Problem to work on: Filter the entries that follow, copying every line in which the word "JSON" appears.
(Data for this exercise begins)
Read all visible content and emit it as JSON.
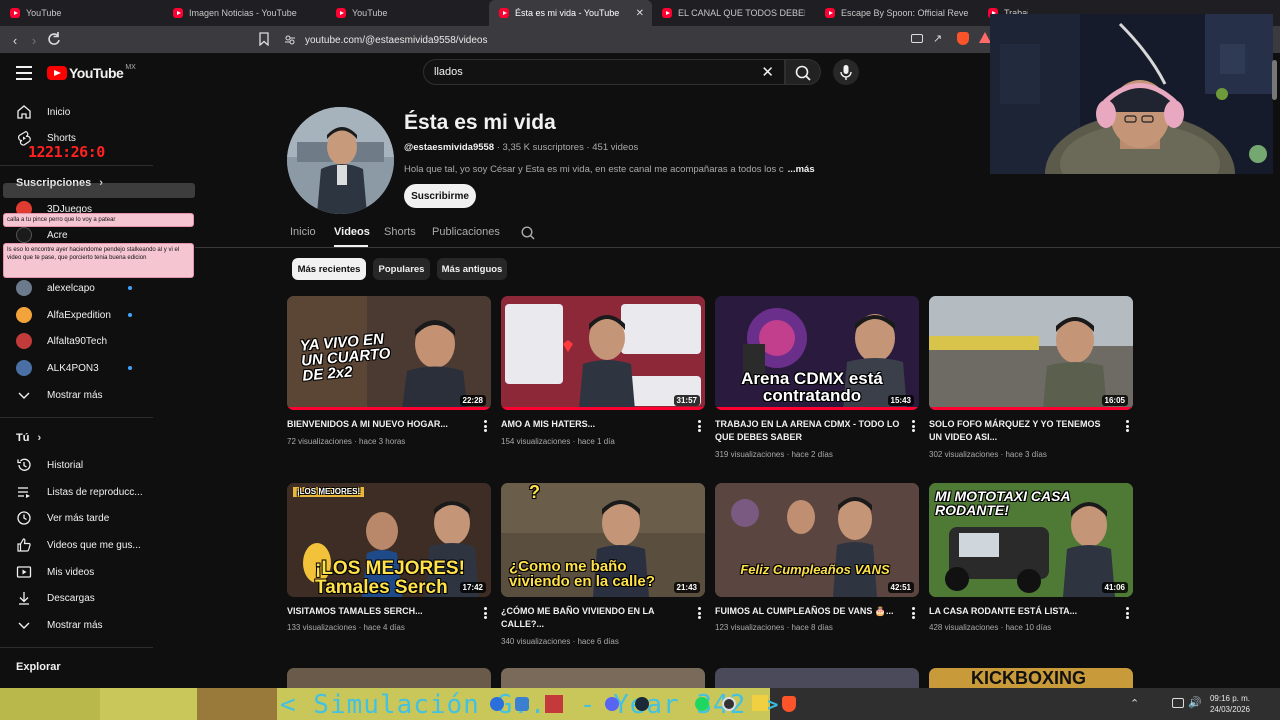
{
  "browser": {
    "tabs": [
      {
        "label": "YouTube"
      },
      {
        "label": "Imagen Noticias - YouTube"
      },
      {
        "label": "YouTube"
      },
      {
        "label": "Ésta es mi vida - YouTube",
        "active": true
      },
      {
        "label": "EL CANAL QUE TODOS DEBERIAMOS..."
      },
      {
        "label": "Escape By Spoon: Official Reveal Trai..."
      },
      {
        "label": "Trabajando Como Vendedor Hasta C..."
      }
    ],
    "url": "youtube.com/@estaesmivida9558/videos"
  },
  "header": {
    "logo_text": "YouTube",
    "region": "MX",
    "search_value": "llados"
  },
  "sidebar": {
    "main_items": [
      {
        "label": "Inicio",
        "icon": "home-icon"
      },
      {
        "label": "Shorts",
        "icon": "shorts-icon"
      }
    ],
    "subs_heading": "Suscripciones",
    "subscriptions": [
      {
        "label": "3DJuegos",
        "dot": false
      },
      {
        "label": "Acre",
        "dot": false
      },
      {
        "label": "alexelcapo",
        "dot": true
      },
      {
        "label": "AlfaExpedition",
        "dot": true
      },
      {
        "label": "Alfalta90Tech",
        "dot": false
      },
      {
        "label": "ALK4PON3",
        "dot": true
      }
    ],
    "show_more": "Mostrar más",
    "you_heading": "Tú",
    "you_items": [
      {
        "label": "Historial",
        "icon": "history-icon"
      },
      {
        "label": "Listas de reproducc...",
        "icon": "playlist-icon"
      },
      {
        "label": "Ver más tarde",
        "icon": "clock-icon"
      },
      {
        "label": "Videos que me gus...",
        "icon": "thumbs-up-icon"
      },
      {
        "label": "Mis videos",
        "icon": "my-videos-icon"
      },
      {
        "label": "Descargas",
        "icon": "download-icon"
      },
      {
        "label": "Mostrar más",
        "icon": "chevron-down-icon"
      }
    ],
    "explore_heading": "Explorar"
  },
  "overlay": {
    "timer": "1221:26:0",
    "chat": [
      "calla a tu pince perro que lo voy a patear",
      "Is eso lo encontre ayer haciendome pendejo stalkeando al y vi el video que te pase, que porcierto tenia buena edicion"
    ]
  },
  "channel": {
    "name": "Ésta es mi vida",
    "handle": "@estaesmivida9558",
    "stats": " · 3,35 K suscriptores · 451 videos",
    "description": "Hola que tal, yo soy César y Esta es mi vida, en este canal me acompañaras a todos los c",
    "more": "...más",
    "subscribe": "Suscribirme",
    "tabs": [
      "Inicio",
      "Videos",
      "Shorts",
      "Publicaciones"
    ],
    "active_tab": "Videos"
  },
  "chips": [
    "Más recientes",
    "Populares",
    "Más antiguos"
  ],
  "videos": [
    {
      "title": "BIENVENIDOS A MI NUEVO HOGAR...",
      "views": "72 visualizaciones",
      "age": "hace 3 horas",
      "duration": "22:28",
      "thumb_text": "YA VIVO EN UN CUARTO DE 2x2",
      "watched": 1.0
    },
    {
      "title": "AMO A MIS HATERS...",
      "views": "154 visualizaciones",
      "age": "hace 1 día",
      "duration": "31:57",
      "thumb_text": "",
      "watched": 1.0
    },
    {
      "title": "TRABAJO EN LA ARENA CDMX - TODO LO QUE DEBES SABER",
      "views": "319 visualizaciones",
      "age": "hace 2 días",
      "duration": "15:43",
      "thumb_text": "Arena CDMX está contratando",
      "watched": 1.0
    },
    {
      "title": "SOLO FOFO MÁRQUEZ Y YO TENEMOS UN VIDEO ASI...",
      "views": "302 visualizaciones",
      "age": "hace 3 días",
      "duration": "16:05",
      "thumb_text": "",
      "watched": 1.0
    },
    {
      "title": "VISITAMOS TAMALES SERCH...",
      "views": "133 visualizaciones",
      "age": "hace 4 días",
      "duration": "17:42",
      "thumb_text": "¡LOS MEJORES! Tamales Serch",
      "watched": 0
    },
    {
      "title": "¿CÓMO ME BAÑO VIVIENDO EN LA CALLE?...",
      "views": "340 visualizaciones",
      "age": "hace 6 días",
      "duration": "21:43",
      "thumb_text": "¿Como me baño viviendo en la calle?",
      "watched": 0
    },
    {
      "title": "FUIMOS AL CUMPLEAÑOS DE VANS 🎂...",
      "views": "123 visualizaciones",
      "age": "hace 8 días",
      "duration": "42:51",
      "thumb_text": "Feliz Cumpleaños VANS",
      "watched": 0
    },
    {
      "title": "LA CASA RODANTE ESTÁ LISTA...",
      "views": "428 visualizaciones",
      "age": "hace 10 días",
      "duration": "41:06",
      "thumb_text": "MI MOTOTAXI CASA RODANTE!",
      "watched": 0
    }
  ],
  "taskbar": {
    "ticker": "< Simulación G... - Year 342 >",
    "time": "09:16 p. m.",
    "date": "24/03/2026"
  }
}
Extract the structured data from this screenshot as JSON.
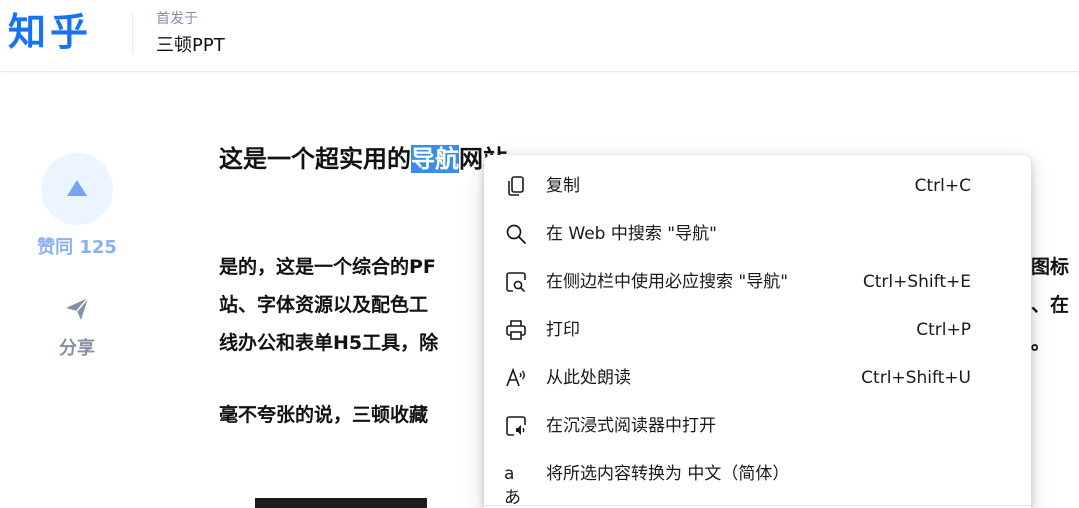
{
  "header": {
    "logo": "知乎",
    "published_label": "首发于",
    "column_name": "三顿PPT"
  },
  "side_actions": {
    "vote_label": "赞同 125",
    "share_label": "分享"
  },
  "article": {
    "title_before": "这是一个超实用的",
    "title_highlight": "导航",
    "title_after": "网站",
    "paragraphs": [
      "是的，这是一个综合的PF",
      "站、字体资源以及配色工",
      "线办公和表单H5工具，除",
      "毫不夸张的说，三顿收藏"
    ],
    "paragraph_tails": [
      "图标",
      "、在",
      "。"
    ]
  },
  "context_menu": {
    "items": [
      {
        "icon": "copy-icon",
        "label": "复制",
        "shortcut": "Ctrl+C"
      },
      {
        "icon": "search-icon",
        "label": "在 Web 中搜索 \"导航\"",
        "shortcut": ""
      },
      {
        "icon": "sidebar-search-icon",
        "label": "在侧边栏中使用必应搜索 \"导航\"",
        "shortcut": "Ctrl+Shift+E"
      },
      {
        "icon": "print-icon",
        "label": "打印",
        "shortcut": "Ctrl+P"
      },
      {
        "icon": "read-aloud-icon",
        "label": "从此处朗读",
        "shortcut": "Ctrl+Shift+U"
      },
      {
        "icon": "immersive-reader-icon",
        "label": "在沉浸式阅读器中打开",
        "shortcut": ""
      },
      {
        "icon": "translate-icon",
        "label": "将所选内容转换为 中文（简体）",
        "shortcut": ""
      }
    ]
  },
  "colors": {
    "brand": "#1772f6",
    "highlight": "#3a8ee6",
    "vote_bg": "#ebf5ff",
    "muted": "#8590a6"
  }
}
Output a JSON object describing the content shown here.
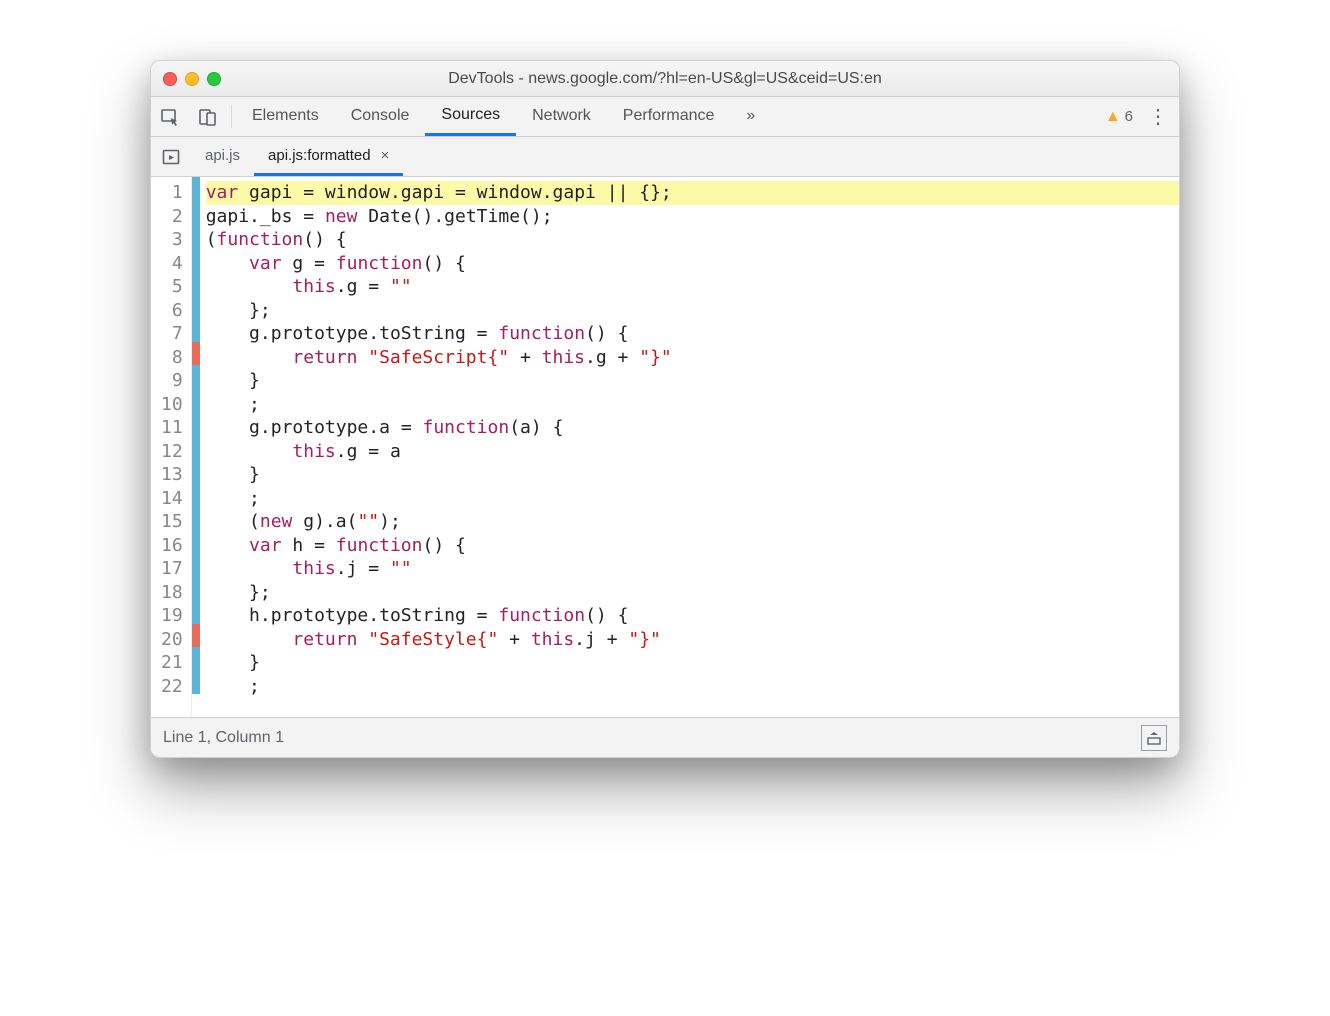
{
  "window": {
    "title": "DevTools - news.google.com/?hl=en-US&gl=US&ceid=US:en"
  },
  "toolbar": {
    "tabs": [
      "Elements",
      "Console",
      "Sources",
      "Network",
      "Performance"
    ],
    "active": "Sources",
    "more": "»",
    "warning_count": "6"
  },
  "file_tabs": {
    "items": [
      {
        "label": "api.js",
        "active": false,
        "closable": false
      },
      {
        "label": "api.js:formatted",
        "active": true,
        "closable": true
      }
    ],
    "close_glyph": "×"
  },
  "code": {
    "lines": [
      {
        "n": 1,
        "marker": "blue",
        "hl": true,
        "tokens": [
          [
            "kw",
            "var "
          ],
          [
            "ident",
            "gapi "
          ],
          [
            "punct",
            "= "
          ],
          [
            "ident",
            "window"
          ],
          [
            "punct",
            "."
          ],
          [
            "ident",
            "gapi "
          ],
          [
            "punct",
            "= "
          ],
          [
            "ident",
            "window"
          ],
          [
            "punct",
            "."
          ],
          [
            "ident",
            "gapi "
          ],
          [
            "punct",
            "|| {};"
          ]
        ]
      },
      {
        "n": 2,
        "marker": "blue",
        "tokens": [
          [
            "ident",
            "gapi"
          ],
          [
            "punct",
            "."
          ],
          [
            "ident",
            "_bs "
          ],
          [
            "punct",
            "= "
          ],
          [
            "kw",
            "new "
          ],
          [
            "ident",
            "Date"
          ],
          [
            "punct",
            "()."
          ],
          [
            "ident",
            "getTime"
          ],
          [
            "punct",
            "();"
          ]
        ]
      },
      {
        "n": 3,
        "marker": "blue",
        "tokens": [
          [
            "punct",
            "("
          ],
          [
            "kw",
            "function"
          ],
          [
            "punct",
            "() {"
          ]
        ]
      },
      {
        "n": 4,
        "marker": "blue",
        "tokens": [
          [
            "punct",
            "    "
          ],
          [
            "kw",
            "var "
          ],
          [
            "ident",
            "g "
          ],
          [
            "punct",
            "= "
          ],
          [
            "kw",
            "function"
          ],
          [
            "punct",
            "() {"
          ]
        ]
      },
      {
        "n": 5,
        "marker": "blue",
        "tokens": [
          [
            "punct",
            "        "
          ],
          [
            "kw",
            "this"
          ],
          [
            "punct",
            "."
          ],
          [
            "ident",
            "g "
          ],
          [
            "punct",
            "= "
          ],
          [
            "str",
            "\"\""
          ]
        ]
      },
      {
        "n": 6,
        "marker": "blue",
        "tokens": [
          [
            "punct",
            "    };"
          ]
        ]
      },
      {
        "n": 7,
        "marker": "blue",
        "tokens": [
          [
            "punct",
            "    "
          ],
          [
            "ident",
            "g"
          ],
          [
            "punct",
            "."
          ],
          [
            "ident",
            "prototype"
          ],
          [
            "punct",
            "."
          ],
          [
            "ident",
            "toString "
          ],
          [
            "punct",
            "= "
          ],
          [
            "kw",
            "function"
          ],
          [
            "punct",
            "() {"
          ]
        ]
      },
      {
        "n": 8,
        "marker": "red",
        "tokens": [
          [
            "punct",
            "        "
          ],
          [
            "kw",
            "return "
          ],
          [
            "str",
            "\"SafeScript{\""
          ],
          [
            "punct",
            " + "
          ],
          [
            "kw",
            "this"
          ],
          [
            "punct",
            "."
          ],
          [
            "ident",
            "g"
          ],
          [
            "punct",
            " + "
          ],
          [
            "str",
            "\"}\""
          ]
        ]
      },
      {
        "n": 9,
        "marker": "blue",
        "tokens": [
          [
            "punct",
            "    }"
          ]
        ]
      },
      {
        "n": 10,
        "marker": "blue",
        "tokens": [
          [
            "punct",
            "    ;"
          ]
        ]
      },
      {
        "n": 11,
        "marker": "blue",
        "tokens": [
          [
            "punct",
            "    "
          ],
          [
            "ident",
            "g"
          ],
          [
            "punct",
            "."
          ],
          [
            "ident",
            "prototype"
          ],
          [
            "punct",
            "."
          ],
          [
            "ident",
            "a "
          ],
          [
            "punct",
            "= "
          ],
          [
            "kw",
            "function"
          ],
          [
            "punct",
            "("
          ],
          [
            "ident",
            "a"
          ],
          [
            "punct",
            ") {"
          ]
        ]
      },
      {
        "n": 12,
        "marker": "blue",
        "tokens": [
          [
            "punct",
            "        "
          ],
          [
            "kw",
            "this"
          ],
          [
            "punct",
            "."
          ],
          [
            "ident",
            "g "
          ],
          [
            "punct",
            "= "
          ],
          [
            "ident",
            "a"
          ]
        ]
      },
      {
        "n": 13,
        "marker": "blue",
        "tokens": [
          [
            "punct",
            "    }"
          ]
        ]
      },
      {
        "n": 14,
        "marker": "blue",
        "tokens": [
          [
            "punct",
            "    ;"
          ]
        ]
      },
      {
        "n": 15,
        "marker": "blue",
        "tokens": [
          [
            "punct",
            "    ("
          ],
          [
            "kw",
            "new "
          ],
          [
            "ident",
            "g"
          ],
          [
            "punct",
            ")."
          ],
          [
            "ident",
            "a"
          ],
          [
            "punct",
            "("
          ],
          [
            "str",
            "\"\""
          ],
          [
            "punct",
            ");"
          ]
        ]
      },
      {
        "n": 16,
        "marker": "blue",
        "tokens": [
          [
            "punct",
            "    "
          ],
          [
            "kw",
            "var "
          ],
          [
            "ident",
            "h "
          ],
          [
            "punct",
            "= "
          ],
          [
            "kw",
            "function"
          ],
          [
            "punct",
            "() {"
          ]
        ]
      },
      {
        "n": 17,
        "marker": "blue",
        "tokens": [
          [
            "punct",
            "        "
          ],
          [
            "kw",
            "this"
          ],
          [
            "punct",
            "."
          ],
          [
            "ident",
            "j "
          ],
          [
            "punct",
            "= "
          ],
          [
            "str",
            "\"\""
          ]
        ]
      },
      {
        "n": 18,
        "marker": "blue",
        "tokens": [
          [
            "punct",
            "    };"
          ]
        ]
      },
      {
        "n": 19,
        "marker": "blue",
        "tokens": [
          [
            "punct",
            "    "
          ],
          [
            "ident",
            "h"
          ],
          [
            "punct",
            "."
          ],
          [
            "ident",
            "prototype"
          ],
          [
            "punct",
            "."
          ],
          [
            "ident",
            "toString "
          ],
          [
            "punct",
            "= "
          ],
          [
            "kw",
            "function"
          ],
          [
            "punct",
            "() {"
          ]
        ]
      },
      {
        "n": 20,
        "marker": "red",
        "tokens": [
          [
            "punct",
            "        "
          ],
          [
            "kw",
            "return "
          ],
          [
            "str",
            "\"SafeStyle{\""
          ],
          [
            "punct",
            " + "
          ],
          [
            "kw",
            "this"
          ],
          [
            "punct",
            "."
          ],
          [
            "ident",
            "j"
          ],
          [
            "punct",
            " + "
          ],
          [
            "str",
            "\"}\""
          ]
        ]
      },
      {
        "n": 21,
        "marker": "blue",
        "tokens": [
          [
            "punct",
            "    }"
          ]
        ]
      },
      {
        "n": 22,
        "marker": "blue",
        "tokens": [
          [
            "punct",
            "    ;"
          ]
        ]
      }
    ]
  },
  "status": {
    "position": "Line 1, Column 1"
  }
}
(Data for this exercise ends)
Completed task:
Read all visible content and emit it as JSON.
Extract the structured data from this screenshot as JSON.
Output a JSON object describing the content shown here.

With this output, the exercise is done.